By Neil Atkinson, Managing Director of Deminos, the HR experts (www.deminos.co.uk)
Companies should consider the extent to which they embrace social media in the workplace. Increasingly, businesses are using social media as part of work, so it’s likely that lines between work and downtime will become increasingly blurred in the area of social media.
An inappropriate remark on a personal Twitter feed can be reasonable grounds for disciplinary action by an employer. This follows the findings of an Employment Appeal Tribunal (EAT) after an employer dismissed a member of staff for posting allegedly abusive, non work-related messages on his personal Twitter account.
The case centred on an employee of Game Retail, who was employed in a role with responsibility for working with 100 of its retail stores. The employee had a personal Twitter account and this was followed by employees from a number of those stores. When he posted potentially offensive tweets about towns he had travelled to, Game undertook a disciplinary investigation which found him guilty of gross misconduct. He was dismissed immediately and later brought a claim for unfair dismissal.
The employment tribunal ruled in his favour, saying that the action was not a reasonable response by the employer, but, on appeal, the EAT said that the first stage ruling failed to take full account of the public nature of Twitter and whether the employee’s private use of Twitter was truly private, given that he was followed by a number of other employees. While the EAT recognised the right to freedom of expression, this had to be balanced with the need of the employer to reduce reputational risk. The appeal tribunal also said that there was no need for Game to demonstrate that the Tweets had actually caused offence, only that they had the potential to do so.
There have been numerous cases recently concerning employees tweeting their way to a sharp exit. Take the recent example concerning Greggs’ company logo. The logo was doctored, which led to a social media storm and an ensuing campaign directed at Google on Twitter with the hashtag #fixgreggs. It was fixed and Greggs responded in a jokey way on social media, which did serve to limit the potential for damage and further embarrassment.
The rise of social media means that such issues look set to increase and not abate. Some estimates report that misuse of the internet and social media by workers costs the UK economy billions of pounds every year. Many employers are already grappling with issues like time theft, defamation, cyber bullying, freedom of speech and the invasion of privacy. With Facebook’s 1.5bn users worldwide and Twitter’s 200m, social media clearly represents a dynamic tool to promote businesses, reach untapped audiences, attract new staff and allow clients to feel engaged with the services being provided. With employees increasingly bringing their own devices into the workplace and blurring the lines between what’s public and what’s private, it can also be a major security concern.
Here are some key points which should help:
• Employers should draft a policy which deals with the degree to which they are happy for employees to use online networking for either their personal or professional use. Many employers are happy for this use to be confined to lunch or other breaks. Other employers might allow blocks of time during the day to be spent on any important online activity. Whilst employers cannot insist that employees stop using social networking services, it is reasonable to impose limits on personal use at work – or ban its use in company time completely – particularly if an employee’s conduct online causes potential damage to the organisation. This can take the form of derogatory comments, which can easily be attributed to or linked to the employer.

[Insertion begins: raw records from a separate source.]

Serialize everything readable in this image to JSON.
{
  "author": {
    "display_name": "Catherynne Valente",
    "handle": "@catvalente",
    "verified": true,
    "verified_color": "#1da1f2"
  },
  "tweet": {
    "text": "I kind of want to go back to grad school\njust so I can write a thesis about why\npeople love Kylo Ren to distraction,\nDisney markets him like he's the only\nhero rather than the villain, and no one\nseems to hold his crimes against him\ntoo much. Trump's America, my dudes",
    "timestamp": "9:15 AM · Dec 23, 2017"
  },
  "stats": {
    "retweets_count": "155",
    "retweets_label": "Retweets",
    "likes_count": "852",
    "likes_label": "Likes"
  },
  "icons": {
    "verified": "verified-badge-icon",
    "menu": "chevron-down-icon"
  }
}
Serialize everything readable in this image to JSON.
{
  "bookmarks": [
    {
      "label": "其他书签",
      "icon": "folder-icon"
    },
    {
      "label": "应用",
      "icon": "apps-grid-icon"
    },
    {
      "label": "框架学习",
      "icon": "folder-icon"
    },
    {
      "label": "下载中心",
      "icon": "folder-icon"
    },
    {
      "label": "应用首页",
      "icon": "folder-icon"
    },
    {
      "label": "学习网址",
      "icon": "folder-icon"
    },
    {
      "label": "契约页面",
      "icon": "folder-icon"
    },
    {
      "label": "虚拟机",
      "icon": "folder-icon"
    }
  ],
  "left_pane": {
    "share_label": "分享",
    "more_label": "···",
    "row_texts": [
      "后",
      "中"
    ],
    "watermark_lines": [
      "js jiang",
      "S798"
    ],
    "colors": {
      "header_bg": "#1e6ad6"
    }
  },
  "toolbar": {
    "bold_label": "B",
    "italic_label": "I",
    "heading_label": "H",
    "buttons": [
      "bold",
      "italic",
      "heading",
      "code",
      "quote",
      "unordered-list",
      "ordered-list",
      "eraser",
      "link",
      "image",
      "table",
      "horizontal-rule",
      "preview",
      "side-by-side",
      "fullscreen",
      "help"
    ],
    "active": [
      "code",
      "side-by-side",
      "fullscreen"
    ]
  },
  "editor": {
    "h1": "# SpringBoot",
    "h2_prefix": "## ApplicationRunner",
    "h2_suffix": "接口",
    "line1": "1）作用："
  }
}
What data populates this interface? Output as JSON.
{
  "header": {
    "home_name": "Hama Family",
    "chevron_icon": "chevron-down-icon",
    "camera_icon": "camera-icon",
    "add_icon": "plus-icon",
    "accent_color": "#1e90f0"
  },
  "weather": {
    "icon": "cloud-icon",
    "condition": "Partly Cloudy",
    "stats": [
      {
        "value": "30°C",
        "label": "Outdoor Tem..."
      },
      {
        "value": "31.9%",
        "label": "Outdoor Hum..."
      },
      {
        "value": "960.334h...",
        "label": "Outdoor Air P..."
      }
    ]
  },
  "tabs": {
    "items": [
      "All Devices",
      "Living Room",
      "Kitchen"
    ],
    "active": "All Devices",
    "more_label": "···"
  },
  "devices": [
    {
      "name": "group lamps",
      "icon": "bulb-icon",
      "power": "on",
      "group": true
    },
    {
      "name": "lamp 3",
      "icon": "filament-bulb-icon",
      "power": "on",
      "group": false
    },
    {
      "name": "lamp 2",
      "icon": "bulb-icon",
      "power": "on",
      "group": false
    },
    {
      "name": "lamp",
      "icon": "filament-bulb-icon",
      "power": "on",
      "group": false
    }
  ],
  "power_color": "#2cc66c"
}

• Employers should include what is, and what is not, acceptable for general behaviour in the use at work of the internet, emails, smart phones and social media, such as networking websites, blogs and tweets. However, it might prove impractical to have an overly formal policy that also rigidly covers the use of social media in recruitment.
• Employers should also make it clear that any communications employees make in a personal capacity, through social media or not, may bring the organisation into disrepute, for example by criticising or arguing with customers or colleagues or making defamatory comments about individuals related to the company.
• Employees need also to be reminded that their communications must not breach confidentiality, for example by revealing trade secrets or information owned by the company or giving away confidential information about a colleague or customer.
• Businesses should avoid using social media when screening job applicants as candidates are protected from discrimination due to the ‘protected characteristics’ listed in the Equality Act 2010. As social media websites may display personal details such as age, religion and beliefs and sexual orientation, employers should avoid using these websites to look for background information about job applicants.
For a free Employment Contract Template and a full set of notes please visit http://www.deminos.co.uk/emp or call Deminos on 020 7870 1090.